- _About this task_
State the number of lines in the records beneath that hold the word "subtitle", and add nothing.

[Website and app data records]
_ _ _

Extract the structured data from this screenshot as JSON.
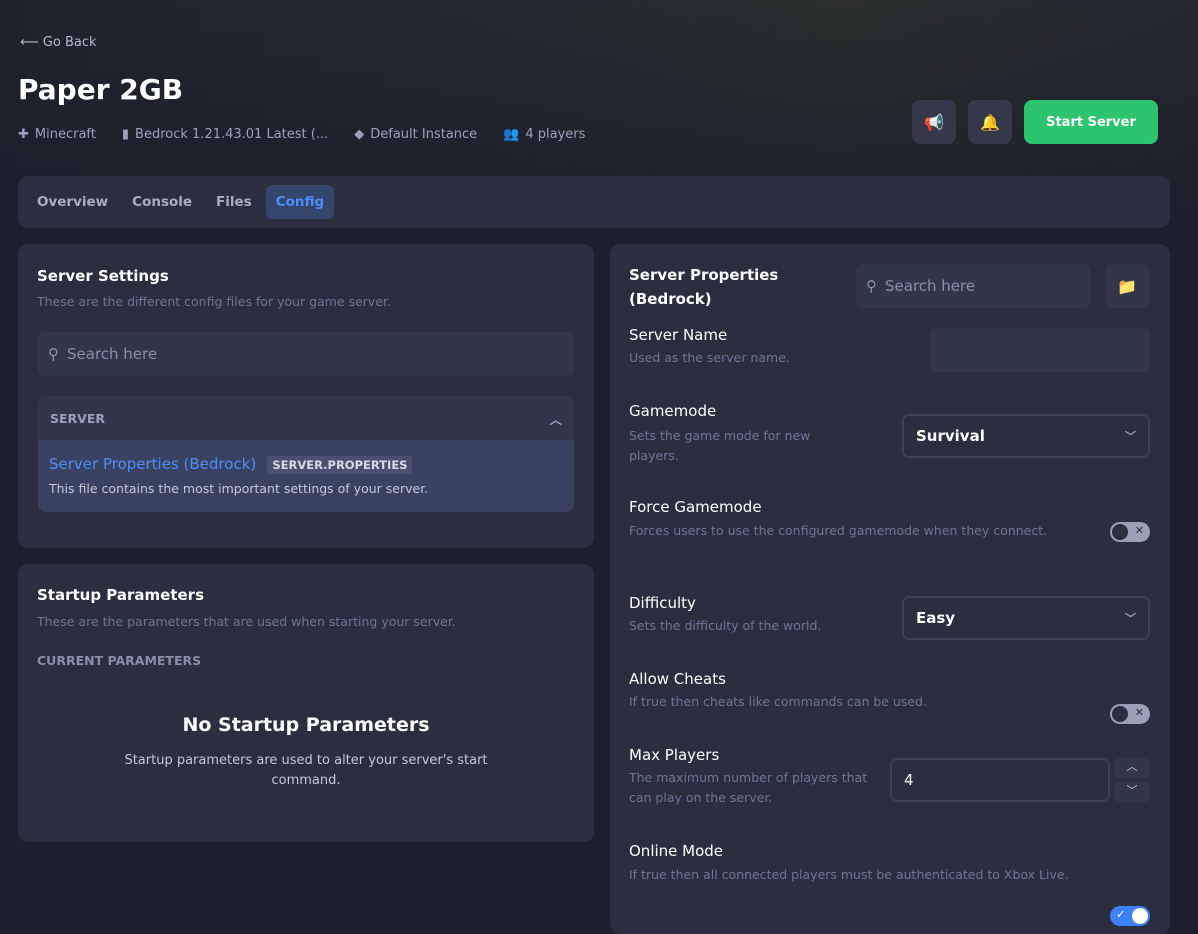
{
  "header": {
    "back": "Go Back",
    "title": "Paper 2GB",
    "game": "Minecraft",
    "version": "Bedrock 1.21.43.01 Latest (...",
    "instance": "Default Instance",
    "players": "4 players",
    "start": "Start Server"
  },
  "tabs": [
    "Overview",
    "Console",
    "Files",
    "Config"
  ],
  "server_settings": {
    "title": "Server Settings",
    "subtitle": "These are the different config files for your game server.",
    "search_placeholder": "Search here",
    "group": "SERVER",
    "file_name": "Server Properties (Bedrock)",
    "file_badge": "SERVER.PROPERTIES",
    "file_desc": "This file contains the most important settings of your server."
  },
  "startup": {
    "title": "Startup Parameters",
    "subtitle": "These are the parameters that are used when starting your server.",
    "current": "CURRENT PARAMETERS",
    "empty_title": "No Startup Parameters",
    "empty_desc": "Startup parameters are used to alter your server's start command."
  },
  "props": {
    "title": "Server Properties (Bedrock)",
    "search_placeholder": "Search here",
    "server_name": {
      "label": "Server Name",
      "desc": "Used as the server name.",
      "value": ""
    },
    "gamemode": {
      "label": "Gamemode",
      "desc": "Sets the game mode for new players.",
      "value": "Survival"
    },
    "force_gamemode": {
      "label": "Force Gamemode",
      "desc": "Forces users to use the configured gamemode when they connect.",
      "on": false
    },
    "difficulty": {
      "label": "Difficulty",
      "desc": "Sets the difficulty of the world.",
      "value": "Easy"
    },
    "allow_cheats": {
      "label": "Allow Cheats",
      "desc": "If true then cheats like commands can be used.",
      "on": false
    },
    "max_players": {
      "label": "Max Players",
      "desc": "The maximum number of players that can play on the server.",
      "value": "4"
    },
    "online_mode": {
      "label": "Online Mode",
      "desc": "If true then all connected players must be authenticated to Xbox Live.",
      "on": true
    }
  }
}
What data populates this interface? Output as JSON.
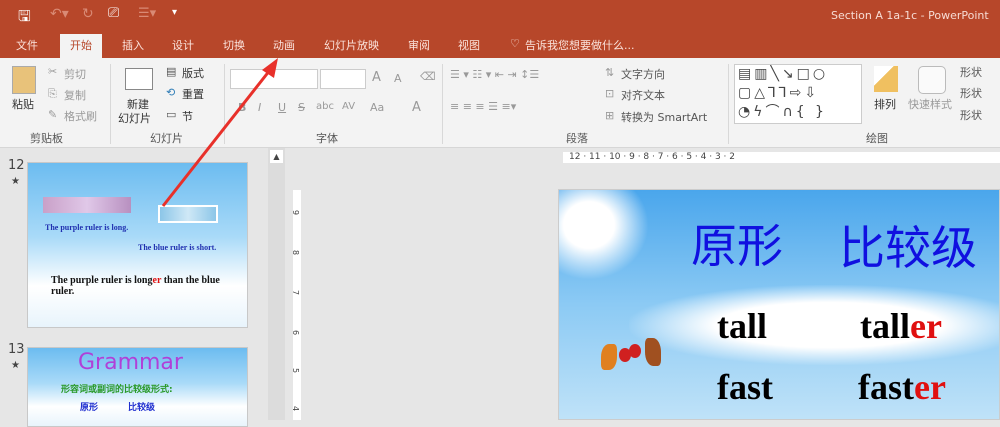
{
  "titlebar": {
    "title": "Section A 1a-1c - PowerPoint"
  },
  "tabs": [
    {
      "label": "文件"
    },
    {
      "label": "开始"
    },
    {
      "label": "插入"
    },
    {
      "label": "设计"
    },
    {
      "label": "切换"
    },
    {
      "label": "动画"
    },
    {
      "label": "幻灯片放映"
    },
    {
      "label": "审阅"
    },
    {
      "label": "视图"
    }
  ],
  "tell_me": "告诉我您想要做什么...",
  "ribbon": {
    "clipboard": {
      "paste": "粘贴",
      "cut": "剪切",
      "copy": "复制",
      "format_painter": "格式刷",
      "label": "剪贴板"
    },
    "slides": {
      "new_slide_1": "新建",
      "new_slide_2": "幻灯片",
      "layout": "版式",
      "reset": "重置",
      "section": "节",
      "label": "幻灯片"
    },
    "font": {
      "label": "字体",
      "grow": "A",
      "shrink": "A",
      "bold": "B",
      "italic": "I",
      "underline": "U",
      "strike": "S",
      "abc": "abc",
      "spacing": "AV",
      "case": "Aa",
      "color": "A"
    },
    "paragraph": {
      "text_direction": "文字方向",
      "align_text": "对齐文本",
      "smartart": "转换为 SmartArt",
      "label": "段落"
    },
    "drawing": {
      "arrange": "排列",
      "quick_styles": "快速样式",
      "shape_fill": "形状",
      "shape_outline": "形状",
      "shape_effects": "形状",
      "label": "绘图"
    }
  },
  "thumbnails": [
    {
      "number": "12",
      "star": "★",
      "text1": "The purple ruler is long.",
      "text2": "The blue ruler is short.",
      "text3a": "The purple ruler is long",
      "text3b": "er",
      "text3c": " than the blue ruler."
    },
    {
      "number": "13",
      "star": "★",
      "title": "Grammar",
      "subtitle": "形容词或副词的比较级形式:",
      "col1": "原形",
      "col2": "比较级"
    }
  ],
  "ruler": {
    "h": "12 · 11 · 10 · 9 · 8 · 7 · 6 · 5 · 4 · 3 · 2",
    "v": [
      "9",
      "8",
      "7",
      "6",
      "5",
      "4"
    ]
  },
  "slide": {
    "heading1": "原形",
    "heading2": "比较级",
    "rows": [
      {
        "base": "tall",
        "comp_stem": "tall",
        "comp_suffix": "er"
      },
      {
        "base": "fast",
        "comp_stem": "fast",
        "comp_suffix": "er"
      }
    ]
  }
}
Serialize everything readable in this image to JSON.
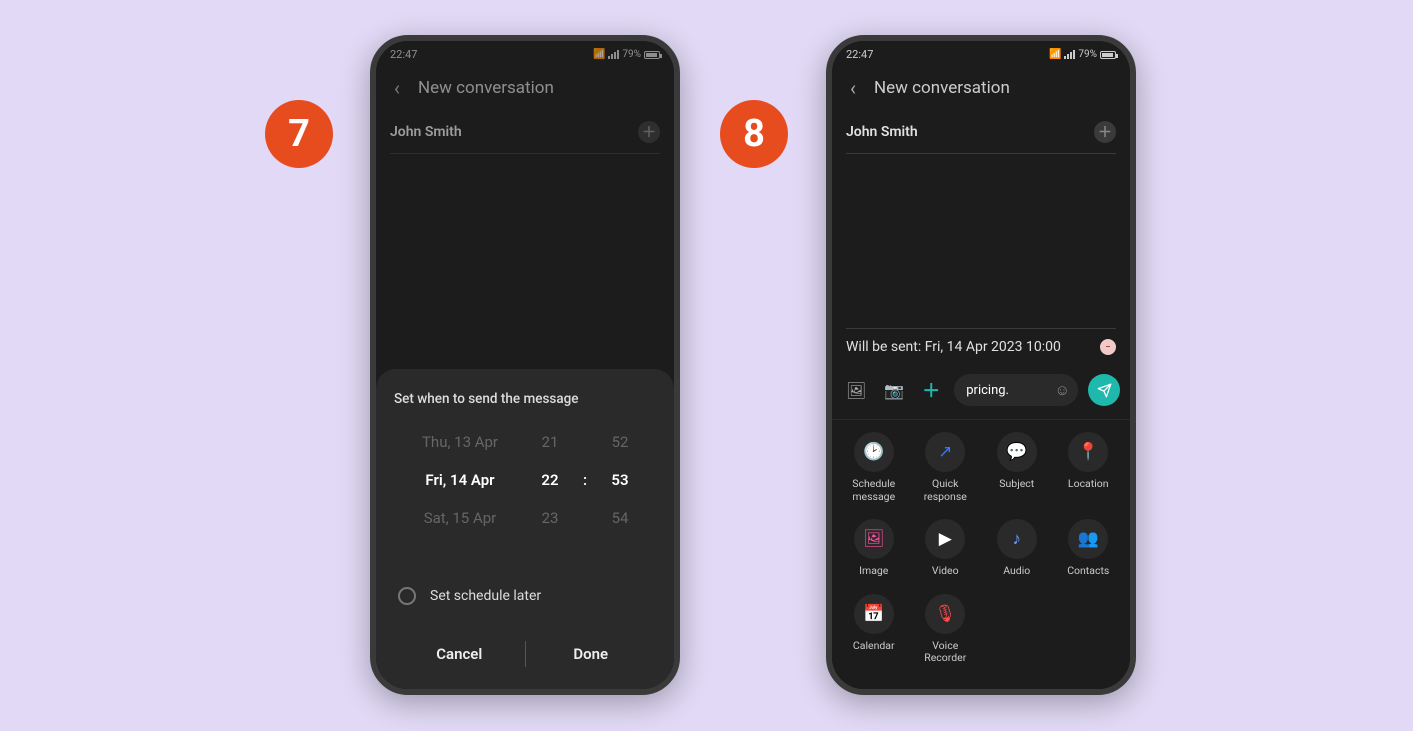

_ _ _

- _The answer_
3